Wednesday, May 11, 2011

Book Review: The Trouble with Chickens

The Trouble With ChickensThe Trouble With Chickens by Doreen Cronin
My rating: 2 of 5 stars

I put this on hold at the library based solely on a picture of the cover I saw. I thought it might be fun to start reading chapter books to my oldest, and she loves books involving chickens. I read it myself before trying to read it with my daughter. The inside flap said ages 8-12, and I could see why. There was nothing offensive in the book, but the dog had a sort-of snide, sarcastic attitude that my 5-year-old probably wouldn't understand that it was meant to be comical.

I went ahead and read the book. It's not like it was a difficult book to read. I might consider reading it with my kids when they are older. It's basically a kidnapping/hostage situation except with animals instead of people, using the animals as comic relief to keep it from getting too tense. It didn't seem to teach any lessons or have much literary value. I'm sure there are better books, but if you're just looking for some "fluff" for your kids to read, this one would be fine.

What are you reading with your kids these days?

Tuesday, May 10, 2011

Book Review: The Devil in the White City

It’s been a long time since I’ve posted a book review here, so I thought I’d share.

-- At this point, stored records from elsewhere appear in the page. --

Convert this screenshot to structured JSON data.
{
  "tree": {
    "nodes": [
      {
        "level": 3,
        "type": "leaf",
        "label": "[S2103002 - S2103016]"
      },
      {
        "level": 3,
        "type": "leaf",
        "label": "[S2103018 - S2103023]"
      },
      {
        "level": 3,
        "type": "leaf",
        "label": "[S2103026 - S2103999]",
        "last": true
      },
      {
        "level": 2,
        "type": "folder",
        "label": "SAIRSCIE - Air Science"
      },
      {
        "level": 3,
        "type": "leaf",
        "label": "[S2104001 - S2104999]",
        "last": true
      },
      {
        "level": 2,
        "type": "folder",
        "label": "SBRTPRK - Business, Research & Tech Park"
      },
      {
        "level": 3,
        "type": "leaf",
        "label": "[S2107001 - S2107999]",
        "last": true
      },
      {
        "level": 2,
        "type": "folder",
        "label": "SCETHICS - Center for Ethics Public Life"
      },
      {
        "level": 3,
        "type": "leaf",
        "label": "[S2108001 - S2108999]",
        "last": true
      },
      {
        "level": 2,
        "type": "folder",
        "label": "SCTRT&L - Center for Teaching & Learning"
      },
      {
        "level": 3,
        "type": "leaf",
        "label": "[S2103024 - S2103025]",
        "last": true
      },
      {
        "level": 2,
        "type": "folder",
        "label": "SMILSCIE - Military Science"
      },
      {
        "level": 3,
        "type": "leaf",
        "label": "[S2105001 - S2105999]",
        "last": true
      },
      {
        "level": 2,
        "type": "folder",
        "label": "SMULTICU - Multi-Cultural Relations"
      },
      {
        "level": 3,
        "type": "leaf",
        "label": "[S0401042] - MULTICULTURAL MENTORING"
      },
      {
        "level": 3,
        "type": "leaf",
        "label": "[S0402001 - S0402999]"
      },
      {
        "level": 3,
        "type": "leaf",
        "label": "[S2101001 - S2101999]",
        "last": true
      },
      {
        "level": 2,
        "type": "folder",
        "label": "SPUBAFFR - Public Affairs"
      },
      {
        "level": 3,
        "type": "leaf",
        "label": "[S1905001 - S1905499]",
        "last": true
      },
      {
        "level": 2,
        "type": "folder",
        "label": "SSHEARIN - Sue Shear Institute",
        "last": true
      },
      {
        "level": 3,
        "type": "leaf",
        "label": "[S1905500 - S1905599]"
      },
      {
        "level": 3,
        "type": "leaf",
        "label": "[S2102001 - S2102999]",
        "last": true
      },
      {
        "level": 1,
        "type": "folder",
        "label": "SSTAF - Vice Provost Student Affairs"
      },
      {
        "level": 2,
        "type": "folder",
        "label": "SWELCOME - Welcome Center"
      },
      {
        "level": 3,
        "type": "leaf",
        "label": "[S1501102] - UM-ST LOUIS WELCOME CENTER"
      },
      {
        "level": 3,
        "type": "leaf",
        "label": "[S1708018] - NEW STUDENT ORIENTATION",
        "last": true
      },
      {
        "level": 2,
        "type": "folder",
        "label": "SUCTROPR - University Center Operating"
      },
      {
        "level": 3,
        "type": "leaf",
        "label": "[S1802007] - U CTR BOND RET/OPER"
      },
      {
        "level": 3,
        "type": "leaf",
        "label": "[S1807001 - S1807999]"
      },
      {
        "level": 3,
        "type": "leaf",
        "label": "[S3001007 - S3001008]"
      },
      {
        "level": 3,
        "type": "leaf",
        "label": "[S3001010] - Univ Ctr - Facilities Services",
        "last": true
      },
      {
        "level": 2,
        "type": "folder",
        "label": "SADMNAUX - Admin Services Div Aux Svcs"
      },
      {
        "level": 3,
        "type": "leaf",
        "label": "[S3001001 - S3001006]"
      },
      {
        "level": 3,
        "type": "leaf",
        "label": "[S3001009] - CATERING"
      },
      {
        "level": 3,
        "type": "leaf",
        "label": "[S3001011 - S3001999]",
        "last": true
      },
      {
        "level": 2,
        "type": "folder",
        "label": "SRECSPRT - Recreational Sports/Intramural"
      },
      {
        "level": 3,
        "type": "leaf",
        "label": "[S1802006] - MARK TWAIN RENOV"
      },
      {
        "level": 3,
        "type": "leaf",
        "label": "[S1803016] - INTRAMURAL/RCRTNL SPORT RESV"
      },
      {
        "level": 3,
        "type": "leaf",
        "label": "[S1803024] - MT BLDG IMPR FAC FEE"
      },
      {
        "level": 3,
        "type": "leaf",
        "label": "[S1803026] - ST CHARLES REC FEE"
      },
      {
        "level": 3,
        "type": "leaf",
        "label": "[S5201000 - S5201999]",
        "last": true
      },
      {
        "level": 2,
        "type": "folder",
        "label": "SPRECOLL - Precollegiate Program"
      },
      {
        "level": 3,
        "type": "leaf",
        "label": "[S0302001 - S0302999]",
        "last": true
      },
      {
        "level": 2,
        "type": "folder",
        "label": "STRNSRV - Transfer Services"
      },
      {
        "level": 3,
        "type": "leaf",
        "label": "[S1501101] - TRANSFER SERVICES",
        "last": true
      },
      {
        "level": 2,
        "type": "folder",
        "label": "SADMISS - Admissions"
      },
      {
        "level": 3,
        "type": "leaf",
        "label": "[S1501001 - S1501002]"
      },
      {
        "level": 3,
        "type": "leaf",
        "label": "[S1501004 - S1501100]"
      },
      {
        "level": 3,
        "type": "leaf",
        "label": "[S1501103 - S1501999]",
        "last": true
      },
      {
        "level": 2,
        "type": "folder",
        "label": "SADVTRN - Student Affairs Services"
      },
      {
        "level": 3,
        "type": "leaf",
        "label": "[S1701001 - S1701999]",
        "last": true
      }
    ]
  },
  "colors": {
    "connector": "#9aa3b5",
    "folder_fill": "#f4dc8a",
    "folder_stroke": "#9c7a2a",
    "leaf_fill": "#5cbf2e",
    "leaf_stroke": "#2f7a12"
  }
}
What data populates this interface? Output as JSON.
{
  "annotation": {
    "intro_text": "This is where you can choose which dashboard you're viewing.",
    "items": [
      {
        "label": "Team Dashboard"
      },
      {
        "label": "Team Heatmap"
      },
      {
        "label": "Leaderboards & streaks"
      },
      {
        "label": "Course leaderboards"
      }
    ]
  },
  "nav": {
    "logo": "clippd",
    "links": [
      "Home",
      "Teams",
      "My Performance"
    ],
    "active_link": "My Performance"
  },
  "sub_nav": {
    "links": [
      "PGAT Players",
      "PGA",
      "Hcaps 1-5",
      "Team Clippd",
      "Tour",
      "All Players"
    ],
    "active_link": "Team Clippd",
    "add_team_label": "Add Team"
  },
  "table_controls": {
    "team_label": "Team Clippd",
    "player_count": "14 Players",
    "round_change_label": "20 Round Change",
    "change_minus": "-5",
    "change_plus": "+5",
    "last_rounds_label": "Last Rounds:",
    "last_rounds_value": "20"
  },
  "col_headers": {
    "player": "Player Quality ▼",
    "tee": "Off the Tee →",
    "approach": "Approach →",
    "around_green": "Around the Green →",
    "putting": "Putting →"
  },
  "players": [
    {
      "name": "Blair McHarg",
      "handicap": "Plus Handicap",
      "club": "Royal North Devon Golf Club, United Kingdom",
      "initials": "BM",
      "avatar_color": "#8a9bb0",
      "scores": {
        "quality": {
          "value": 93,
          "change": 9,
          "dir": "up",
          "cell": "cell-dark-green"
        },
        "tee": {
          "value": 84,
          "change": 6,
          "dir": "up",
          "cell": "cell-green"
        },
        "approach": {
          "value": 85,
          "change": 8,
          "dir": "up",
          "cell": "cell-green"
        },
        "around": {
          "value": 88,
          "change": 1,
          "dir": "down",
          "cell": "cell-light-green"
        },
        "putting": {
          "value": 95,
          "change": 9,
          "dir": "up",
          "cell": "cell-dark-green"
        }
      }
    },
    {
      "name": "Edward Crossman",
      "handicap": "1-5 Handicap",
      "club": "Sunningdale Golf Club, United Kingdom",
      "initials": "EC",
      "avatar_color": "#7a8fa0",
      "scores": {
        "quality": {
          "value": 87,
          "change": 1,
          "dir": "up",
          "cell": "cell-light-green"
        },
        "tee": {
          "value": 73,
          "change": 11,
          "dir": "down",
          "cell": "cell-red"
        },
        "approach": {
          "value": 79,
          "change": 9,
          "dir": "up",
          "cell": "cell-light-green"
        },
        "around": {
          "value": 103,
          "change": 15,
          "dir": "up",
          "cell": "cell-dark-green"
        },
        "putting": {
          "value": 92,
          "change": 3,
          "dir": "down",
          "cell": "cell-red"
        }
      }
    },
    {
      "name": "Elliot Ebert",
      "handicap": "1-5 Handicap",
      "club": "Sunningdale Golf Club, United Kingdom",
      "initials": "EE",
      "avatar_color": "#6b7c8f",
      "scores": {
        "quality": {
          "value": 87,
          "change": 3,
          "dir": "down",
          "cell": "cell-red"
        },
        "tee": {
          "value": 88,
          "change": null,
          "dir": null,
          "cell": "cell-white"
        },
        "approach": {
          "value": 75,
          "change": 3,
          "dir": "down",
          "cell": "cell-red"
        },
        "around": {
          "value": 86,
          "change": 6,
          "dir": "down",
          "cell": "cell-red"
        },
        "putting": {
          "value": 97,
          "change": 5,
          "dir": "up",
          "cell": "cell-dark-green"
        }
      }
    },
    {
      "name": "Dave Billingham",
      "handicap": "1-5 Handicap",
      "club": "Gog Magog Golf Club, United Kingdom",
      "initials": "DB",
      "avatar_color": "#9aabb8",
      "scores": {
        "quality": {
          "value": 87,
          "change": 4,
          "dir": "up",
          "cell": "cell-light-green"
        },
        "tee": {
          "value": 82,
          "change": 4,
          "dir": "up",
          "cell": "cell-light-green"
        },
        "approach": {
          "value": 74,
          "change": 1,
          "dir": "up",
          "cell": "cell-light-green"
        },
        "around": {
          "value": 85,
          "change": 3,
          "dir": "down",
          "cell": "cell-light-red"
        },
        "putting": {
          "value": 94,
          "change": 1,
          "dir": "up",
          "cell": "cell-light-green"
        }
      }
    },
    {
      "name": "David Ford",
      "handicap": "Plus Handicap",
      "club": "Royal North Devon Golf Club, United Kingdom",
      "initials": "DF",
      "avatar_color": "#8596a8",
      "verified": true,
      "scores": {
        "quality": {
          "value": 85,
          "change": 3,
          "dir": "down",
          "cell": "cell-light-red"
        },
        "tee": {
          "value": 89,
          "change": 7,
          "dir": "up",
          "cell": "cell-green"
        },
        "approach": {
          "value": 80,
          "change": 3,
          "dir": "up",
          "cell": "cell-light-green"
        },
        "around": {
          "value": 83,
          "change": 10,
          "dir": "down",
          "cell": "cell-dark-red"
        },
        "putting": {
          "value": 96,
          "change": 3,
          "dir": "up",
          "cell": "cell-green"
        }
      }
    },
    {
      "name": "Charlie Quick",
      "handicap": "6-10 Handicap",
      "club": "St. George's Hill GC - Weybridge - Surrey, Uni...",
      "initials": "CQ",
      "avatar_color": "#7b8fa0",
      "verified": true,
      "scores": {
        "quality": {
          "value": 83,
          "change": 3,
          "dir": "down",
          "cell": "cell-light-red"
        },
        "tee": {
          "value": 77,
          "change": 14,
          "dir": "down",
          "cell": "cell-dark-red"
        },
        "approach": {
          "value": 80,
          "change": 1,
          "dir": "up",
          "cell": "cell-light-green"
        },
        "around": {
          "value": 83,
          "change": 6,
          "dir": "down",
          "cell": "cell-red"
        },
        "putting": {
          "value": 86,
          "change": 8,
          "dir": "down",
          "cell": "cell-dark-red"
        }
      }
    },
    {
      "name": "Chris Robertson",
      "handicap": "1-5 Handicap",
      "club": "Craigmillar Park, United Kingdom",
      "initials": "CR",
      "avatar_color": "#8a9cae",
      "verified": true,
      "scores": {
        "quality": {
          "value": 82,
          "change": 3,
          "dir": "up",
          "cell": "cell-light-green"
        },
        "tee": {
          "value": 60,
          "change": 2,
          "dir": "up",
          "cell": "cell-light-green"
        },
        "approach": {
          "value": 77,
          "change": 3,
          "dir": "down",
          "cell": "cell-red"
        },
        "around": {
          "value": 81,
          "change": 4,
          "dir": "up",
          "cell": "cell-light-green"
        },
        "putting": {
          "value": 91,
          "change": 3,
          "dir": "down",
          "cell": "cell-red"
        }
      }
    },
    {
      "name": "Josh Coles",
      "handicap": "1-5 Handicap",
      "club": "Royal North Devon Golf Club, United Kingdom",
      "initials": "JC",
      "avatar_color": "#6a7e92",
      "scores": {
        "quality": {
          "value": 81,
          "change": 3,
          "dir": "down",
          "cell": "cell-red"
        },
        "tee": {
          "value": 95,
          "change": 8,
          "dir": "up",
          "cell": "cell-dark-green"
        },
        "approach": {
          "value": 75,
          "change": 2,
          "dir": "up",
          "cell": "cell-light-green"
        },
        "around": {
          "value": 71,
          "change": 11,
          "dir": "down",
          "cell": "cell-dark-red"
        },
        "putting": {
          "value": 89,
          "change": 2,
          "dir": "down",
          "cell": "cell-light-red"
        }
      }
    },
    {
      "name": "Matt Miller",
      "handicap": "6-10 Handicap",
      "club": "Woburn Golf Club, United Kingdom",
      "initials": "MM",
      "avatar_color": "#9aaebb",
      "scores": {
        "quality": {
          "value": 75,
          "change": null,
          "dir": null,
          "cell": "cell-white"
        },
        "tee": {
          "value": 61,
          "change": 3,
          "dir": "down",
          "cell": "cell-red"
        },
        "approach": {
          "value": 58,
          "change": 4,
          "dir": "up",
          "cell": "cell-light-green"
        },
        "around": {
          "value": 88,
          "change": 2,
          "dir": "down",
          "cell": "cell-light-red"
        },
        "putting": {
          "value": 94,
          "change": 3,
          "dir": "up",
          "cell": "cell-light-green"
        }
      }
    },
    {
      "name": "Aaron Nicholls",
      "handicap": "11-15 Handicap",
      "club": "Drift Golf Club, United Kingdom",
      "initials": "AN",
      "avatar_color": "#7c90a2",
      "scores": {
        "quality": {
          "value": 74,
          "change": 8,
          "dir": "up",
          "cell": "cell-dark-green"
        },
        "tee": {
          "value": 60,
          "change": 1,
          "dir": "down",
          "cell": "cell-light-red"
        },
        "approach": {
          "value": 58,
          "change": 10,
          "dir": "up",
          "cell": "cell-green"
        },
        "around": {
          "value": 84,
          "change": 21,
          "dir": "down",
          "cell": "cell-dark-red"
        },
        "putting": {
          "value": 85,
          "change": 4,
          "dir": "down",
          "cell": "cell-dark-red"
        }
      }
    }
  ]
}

The Devil in the White City: Murder, Magic, and Madness at the Fair That Changed AmericaThe Devil in the White City: Murder, Magic, and Madness at the Fair That Changed America by Erik Larson
My rating: 4 of 5 stars

This book started out really slowly for me, but it was accounting events in history. It isn't my usual type of book to read, and I never really poured through history books in school, either. Once I got past the beginning, though, Larson really did a good job of fleshing out the key players in the story. This book was packed with interesting facts about products and inventions that came about during the time period. I felt like I learned so much while reading this book, and I was eager to share with anyone near me what I was learning.

I found myself routing for the architects and all the workers who took on such great feats to create such a magical world's fair in such a short amount of time. At the same time, I was wishing that someone would stop the evil Dr. Holmes. Toward the end of the book, I was feeling discouraged on both points, but I’m glad I kept reading.

While I love a good crime drama, this was extra creepy since the events actually happened. It left me feeling so grateful for modern forensics! Larson doesn’t go into a lot of gory detail about the killings, although he does describe the feelings of the victims in some situations and in what condition the bodies were found. I would recommend this book to anyone who loves to learn about history or the private dealings of a murderer. As long as you don’t let your imagination run wild and terrify yourself, you should be okay.

Have you read it? What did you think? Are you reading anything good right now? Let’s chat!